While researching women who fought in World War II, I came across the name Ravensbrück a few times, because that's where several of those fighters died. However, you don't hear much about the German concentration camp for women because its documentation was burned before liberation, and after liberation it fell under Soviet control. Sarah Helm dug up what little information there was by tracking down survivors, accounts of survivors, and visiting what's left at the site 60 years later. Ravensbrück was opened in 1939 to imprison women who were prostitutes, criminals, minorities, or who had opposed Hitler. Later it was where women resistance fighters from occupied countries and women from the Red Army were sent when captured by the Nazis.
A survivor talked of a camp hospital where ‘syphilis germs were injected into the spinal cord’. Another described seeing women arrive at the camp after a ‘death march’ through the snow from Auschwitz. One of the male SOE agents, imprisoned at Dachau, wrote a note saying he had heard about women from Ravensbrück being forced to work in a Dachau brothel.

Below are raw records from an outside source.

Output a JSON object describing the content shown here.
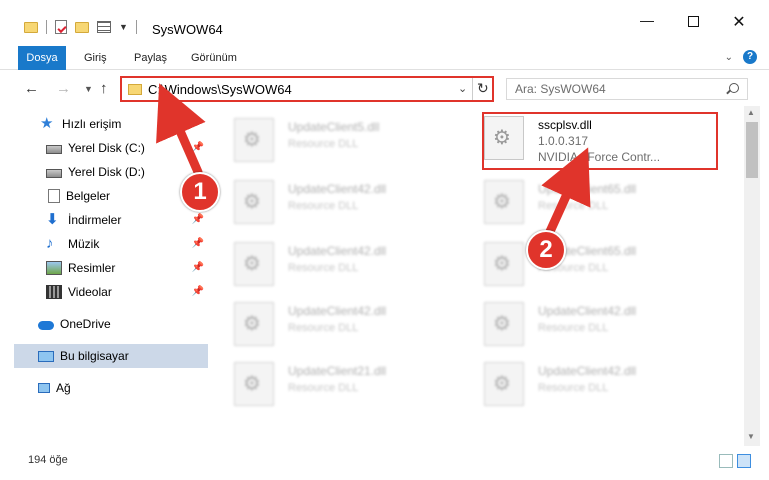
{
  "window": {
    "title": "SysWOW64",
    "minimize": "—",
    "close": "✕"
  },
  "ribbon": {
    "tabs": [
      "Dosya",
      "Giriş",
      "Paylaş",
      "Görünüm"
    ],
    "help": "?"
  },
  "address": {
    "path": "C:\\Windows\\SysWOW64",
    "search_placeholder": "Ara: SysWOW64"
  },
  "sidebar": {
    "items": [
      {
        "label": "Hızlı erişim",
        "icon": "star-icon"
      },
      {
        "label": "Yerel Disk (C:)",
        "icon": "drive-icon",
        "pinned": true
      },
      {
        "label": "Yerel Disk (D:)",
        "icon": "drive-icon"
      },
      {
        "label": "Belgeler",
        "icon": "documents-icon",
        "pinned": true
      },
      {
        "label": "İndirmeler",
        "icon": "downloads-icon",
        "pinned": true
      },
      {
        "label": "Müzik",
        "icon": "music-icon",
        "pinned": true
      },
      {
        "label": "Resimler",
        "icon": "pictures-icon",
        "pinned": true
      },
      {
        "label": "Videolar",
        "icon": "videos-icon",
        "pinned": true
      },
      {
        "label": "OneDrive",
        "icon": "cloud-icon"
      },
      {
        "label": "Bu bilgisayar",
        "icon": "computer-icon",
        "selected": true
      },
      {
        "label": "Ağ",
        "icon": "network-icon"
      }
    ]
  },
  "files": {
    "selected": {
      "name": "sscplsv.dll",
      "version": "1.0.0.317",
      "description": "NVIDIA nForce Contr..."
    },
    "others": [
      {
        "name": "UpdateClient5.dll",
        "type": "Resource DLL"
      },
      {
        "name": "UpdateClient42.dll",
        "type": "Resource DLL"
      },
      {
        "name": "UpdateClient65.dll",
        "type": "Resource DLL"
      },
      {
        "name": "UpdateClient42.dll",
        "type": "Resource DLL"
      },
      {
        "name": "UpdateClient65.dll",
        "type": "Resource DLL"
      },
      {
        "name": "UpdateClient42.dll",
        "type": "Resource DLL"
      },
      {
        "name": "UpdateClient42.dll",
        "type": "Resource DLL"
      },
      {
        "name": "UpdateClient21.dll",
        "type": "Resource DLL"
      },
      {
        "name": "UpdateClient42.dll",
        "type": "Resource DLL"
      }
    ]
  },
  "status": {
    "count": "194 öğe"
  },
  "annotations": {
    "badge1": "1",
    "badge2": "2",
    "color": "#e0342b"
  }
}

Several of the interviewees mentioned a young woman guard called Binz who had ‘light, bobbed hair’. Another guard had once been a nanny in Wimbledon. Among the prisoners were ‘the cream of Europe’s women’, according to a British investigator; they included General de Gaulle’s niece, a former British women’s golf champion and scores of Polish countesses.

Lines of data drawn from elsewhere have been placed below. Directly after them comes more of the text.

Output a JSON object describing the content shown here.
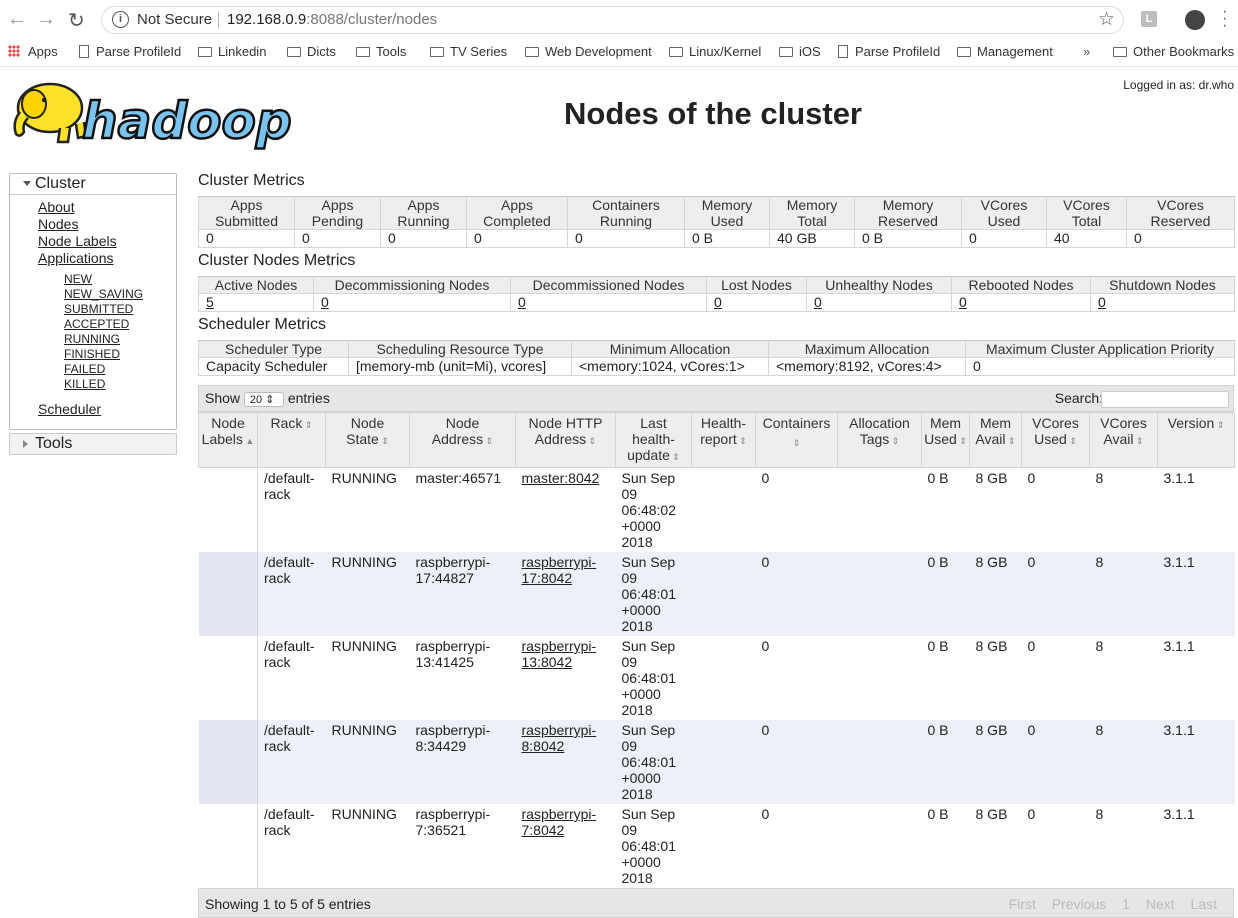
{
  "browser": {
    "security": "Not Secure",
    "url_host": "192.168.0.9",
    "url_rest": ":8088/cluster/nodes",
    "ext_letter": "L"
  },
  "bookmarks": [
    {
      "label": "Apps",
      "kind": "grid"
    },
    {
      "label": "Parse ProfileId",
      "kind": "page"
    },
    {
      "label": "Linkedin",
      "kind": "folder"
    },
    {
      "label": "Dicts",
      "kind": "folder"
    },
    {
      "label": "Tools",
      "kind": "folder"
    },
    {
      "label": "TV Series",
      "kind": "folder"
    },
    {
      "label": "Web Development",
      "kind": "folder"
    },
    {
      "label": "Linux/Kernel",
      "kind": "folder"
    },
    {
      "label": "iOS",
      "kind": "folder"
    },
    {
      "label": "Parse ProfileId",
      "kind": "page"
    },
    {
      "label": "Management",
      "kind": "folder"
    }
  ],
  "bookmarks_more": "»",
  "bookmarks_other": "Other Bookmarks",
  "header": {
    "logo_text": "hadoop",
    "logged_in": "Logged in as: dr.who",
    "title": "Nodes of the cluster"
  },
  "sidebar": {
    "cluster_label": "Cluster",
    "links": [
      "About",
      "Nodes",
      "Node Labels",
      "Applications"
    ],
    "app_states": [
      "NEW",
      "NEW_SAVING",
      "SUBMITTED",
      "ACCEPTED",
      "RUNNING",
      "FINISHED",
      "FAILED",
      "KILLED"
    ],
    "scheduler": "Scheduler",
    "tools_label": "Tools"
  },
  "cluster_metrics": {
    "title": "Cluster Metrics",
    "headers": [
      [
        "Apps",
        "Submitted"
      ],
      [
        "Apps",
        "Pending"
      ],
      [
        "Apps",
        "Running"
      ],
      [
        "Apps",
        "Completed"
      ],
      [
        "Containers",
        "Running"
      ],
      [
        "Memory",
        "Used"
      ],
      [
        "Memory",
        "Total"
      ],
      [
        "Memory",
        "Reserved"
      ],
      [
        "VCores",
        "Used"
      ],
      [
        "VCores",
        "Total"
      ],
      [
        "VCores",
        "Reserved"
      ]
    ],
    "values": [
      "0",
      "0",
      "0",
      "0",
      "0",
      "0 B",
      "40 GB",
      "0 B",
      "0",
      "40",
      "0"
    ]
  },
  "node_metrics": {
    "title": "Cluster Nodes Metrics",
    "headers": [
      "Active Nodes",
      "Decommissioning Nodes",
      "Decommissioned Nodes",
      "Lost Nodes",
      "Unhealthy Nodes",
      "Rebooted Nodes",
      "Shutdown Nodes"
    ],
    "values": [
      "5",
      "0",
      "0",
      "0",
      "0",
      "0",
      "0"
    ]
  },
  "scheduler_metrics": {
    "title": "Scheduler Metrics",
    "headers": [
      "Scheduler Type",
      "Scheduling Resource Type",
      "Minimum Allocation",
      "Maximum Allocation",
      "Maximum Cluster Application Priority"
    ],
    "values": [
      "Capacity Scheduler",
      "[memory-mb (unit=Mi), vcores]",
      "<memory:1024, vCores:1>",
      "<memory:8192, vCores:4>",
      "0"
    ]
  },
  "nodes_table": {
    "show_label": "Show",
    "entries_count": "20",
    "entries_label": "entries",
    "search_label": "Search:",
    "columns": [
      [
        "Node",
        "Labels"
      ],
      [
        "Rack"
      ],
      [
        "Node",
        "State"
      ],
      [
        "Node",
        "Address"
      ],
      [
        "Node HTTP",
        "Address"
      ],
      [
        "Last",
        "health-",
        "update"
      ],
      [
        "Health-",
        "report"
      ],
      [
        "Containers"
      ],
      [
        "Allocation",
        "Tags"
      ],
      [
        "Mem",
        "Used"
      ],
      [
        "Mem",
        "Avail"
      ],
      [
        "VCores",
        "Used"
      ],
      [
        "VCores",
        "Avail"
      ],
      [
        "Version"
      ]
    ],
    "rows": [
      {
        "labels": "",
        "rack": [
          "/default-",
          "rack"
        ],
        "state": "RUNNING",
        "address": [
          "master:46571"
        ],
        "http": [
          "master:8042"
        ],
        "update": [
          "Sun Sep",
          "09",
          "06:48:02",
          "+0000",
          "2018"
        ],
        "health": "",
        "containers": "0",
        "tags": "",
        "mem_used": "0 B",
        "mem_avail": "8 GB",
        "vc_used": "0",
        "vc_avail": "8",
        "version": "3.1.1"
      },
      {
        "labels": "",
        "rack": [
          "/default-",
          "rack"
        ],
        "state": "RUNNING",
        "address": [
          "raspberrypi-",
          "17:44827"
        ],
        "http": [
          "raspberrypi-",
          "17:8042"
        ],
        "update": [
          "Sun Sep",
          "09",
          "06:48:01",
          "+0000",
          "2018"
        ],
        "health": "",
        "containers": "0",
        "tags": "",
        "mem_used": "0 B",
        "mem_avail": "8 GB",
        "vc_used": "0",
        "vc_avail": "8",
        "version": "3.1.1"
      },
      {
        "labels": "",
        "rack": [
          "/default-",
          "rack"
        ],
        "state": "RUNNING",
        "address": [
          "raspberrypi-",
          "13:41425"
        ],
        "http": [
          "raspberrypi-",
          "13:8042"
        ],
        "update": [
          "Sun Sep",
          "09",
          "06:48:01",
          "+0000",
          "2018"
        ],
        "health": "",
        "containers": "0",
        "tags": "",
        "mem_used": "0 B",
        "mem_avail": "8 GB",
        "vc_used": "0",
        "vc_avail": "8",
        "version": "3.1.1"
      },
      {
        "labels": "",
        "rack": [
          "/default-",
          "rack"
        ],
        "state": "RUNNING",
        "address": [
          "raspberrypi-",
          "8:34429"
        ],
        "http": [
          "raspberrypi-",
          "8:8042"
        ],
        "update": [
          "Sun Sep",
          "09",
          "06:48:01",
          "+0000",
          "2018"
        ],
        "health": "",
        "containers": "0",
        "tags": "",
        "mem_used": "0 B",
        "mem_avail": "8 GB",
        "vc_used": "0",
        "vc_avail": "8",
        "version": "3.1.1"
      },
      {
        "labels": "",
        "rack": [
          "/default-",
          "rack"
        ],
        "state": "RUNNING",
        "address": [
          "raspberrypi-",
          "7:36521"
        ],
        "http": [
          "raspberrypi-",
          "7:8042"
        ],
        "update": [
          "Sun Sep",
          "09",
          "06:48:01",
          "+0000",
          "2018"
        ],
        "health": "",
        "containers": "0",
        "tags": "",
        "mem_used": "0 B",
        "mem_avail": "8 GB",
        "vc_used": "0",
        "vc_avail": "8",
        "version": "3.1.1"
      }
    ],
    "info": "Showing 1 to 5 of 5 entries",
    "pager": [
      "First",
      "Previous",
      "1",
      "Next",
      "Last"
    ]
  }
}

In an excerpt from her book RAVENSBRÜCK: Life and Death in Hitler’s Concentration Camp for Women, Sarah Helm tells of the Nazi developments that led to overcrowded women's prisons and the opening of the first concentration camp for women at Ravensbrück in 1939. -via Digg
(Image credit: Bundesarchiv, Bild 183-1985-0417-15/CC-BY-SA 3.0)